LOVELACE, Francis (1594-1664), of Canterbury, Kent and Gray's Inn.

Published in The History of Parliament: the House of Commons 1660-1690, ed. B.D. Henning, 1983
Available from Boydell and Brewer



1661 - Feb. 1664

Family and Education

bap. 22 Sept. 1594, 1st s. of Lancelot Lovelace of Canterbury and Gray’s Inn by Mary, da. and coh. of William Cayser of Hollingbourne. educ. G. Inn, entered 1609, called 1620; St. John’s, Camb. 1612. m. lic. 5 July 1624, Anne (d.1679), da. of Goldwell Rogers of Canterbury, 5s. (1 d.v.p.) 3da. suc. fa. 1640.1

Offices Held

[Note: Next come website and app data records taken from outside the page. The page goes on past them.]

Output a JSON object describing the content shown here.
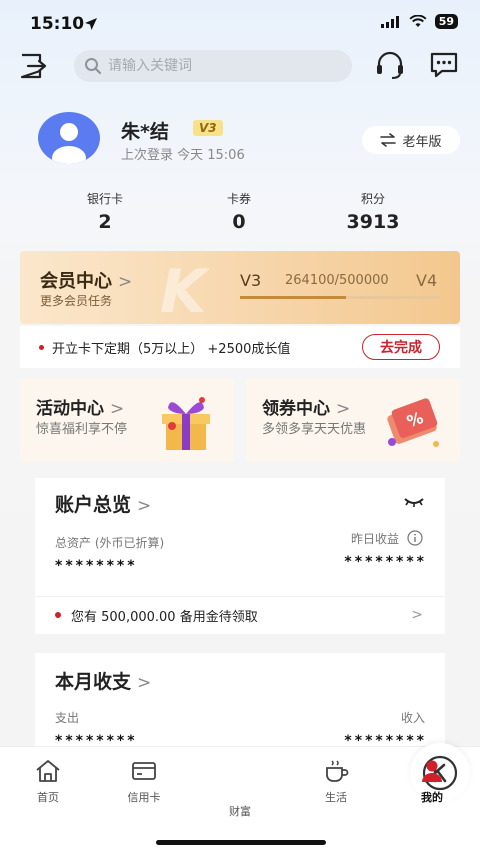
{
  "status_bar": {
    "time": "15:10",
    "battery": "59"
  },
  "search": {
    "placeholder": "请输入关键词"
  },
  "profile": {
    "username": "朱*结",
    "level": "V3",
    "last_login": "上次登录 今天 15:06",
    "elder_mode_label": "老年版"
  },
  "stats": [
    {
      "label": "银行卡",
      "value": "2"
    },
    {
      "label": "卡券",
      "value": "0"
    },
    {
      "label": "积分",
      "value": "3913"
    }
  ],
  "member": {
    "title": "会员中心",
    "subtitle": "更多会员任务",
    "current_level": "V3",
    "progress_text": "264100/500000",
    "next_level": "V4",
    "progress_fraction": 0.5282
  },
  "task": {
    "text": "开立卡下定期（5万以上） +2500成长值",
    "button_label": "去完成"
  },
  "promos": [
    {
      "title": "活动中心",
      "subtitle": "惊喜福利享不停"
    },
    {
      "title": "领券中心",
      "subtitle": "多领多享天天优惠"
    }
  ],
  "account": {
    "title": "账户总览",
    "assets_label": "总资产 (外币已折算)",
    "assets_value": "********",
    "yesterday_label": "昨日收益",
    "yesterday_value": "********",
    "notice": "您有 500,000.00 备用金待领取"
  },
  "monthly": {
    "title": "本月收支",
    "expense_label": "支出",
    "expense_value": "********",
    "income_label": "收入",
    "income_value": "********"
  },
  "nav": [
    {
      "label": "首页",
      "icon": "home-icon"
    },
    {
      "label": "信用卡",
      "icon": "credit-card-icon"
    },
    {
      "label": "财富",
      "icon": "wealth-icon"
    },
    {
      "label": "生活",
      "icon": "coffee-icon"
    },
    {
      "label": "我的",
      "icon": "user-icon",
      "active": true
    }
  ],
  "colors": {
    "accent": "#d0202c",
    "gold": "#c48a3c",
    "avatar": "#5b7cf0"
  }
}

Freeman, Canterbury 1636, recorder 1638-43, July 1660-d., common councilman Oct. 1660-d., recorder, Dover 1640-54, ?July 1660-d.; j.p. Kent by 1641-?44, Mar. 1660-d.; counsel, Cinque Ports 1647-d.; bencher, G. Inn 1650, reader 1663; steward, St. Augustine’s liberty July 1660-3, courts of Chancery and Admiralty, Cinque Ports ?July 1660-d.; commr. for assessment, Canterbury Aug. 1660-d., Kent 66-d., sewers, E. Kent Sept. 1660, Denge marsh Oct. 1660, corporations, Kent 1662-3.2


Lovelace’s ancestors had held property in Kent since the 14th century, and the elder branch, to which Richard Lovelace the Cavalier poet belonged, first represented Canterbury in 1567. ‘By their deep knowledge in the municipal laws’, according to a contemporary, ‘the family deserved well of their country’, and in 1638 Lovelace, a professional lawyer, succeeded his father as recorder. He has to be distinguished from his cousin, the poet’s brother, and from the governor of New York, one of the Berkshire family. He was removed from office in 1643 as a royalist sympathizer; but in 1647 he was one of the moderates who strove to allay the disturbances in the city caused by the attempt of the county committee to suppress the celebration of Christmas. When the parliamentary forces regained control, he was imprisoned in Leeds Castle for a few months, and he signed the Kentish petition for a free Parliament in the following year. He was described as ‘very active against Parliament’ in the second Civil War, and compounded for £50 on a property he had purchased in Chartham, though this had apparently been sequestrated because of the vendor’s delinquency rather than his own.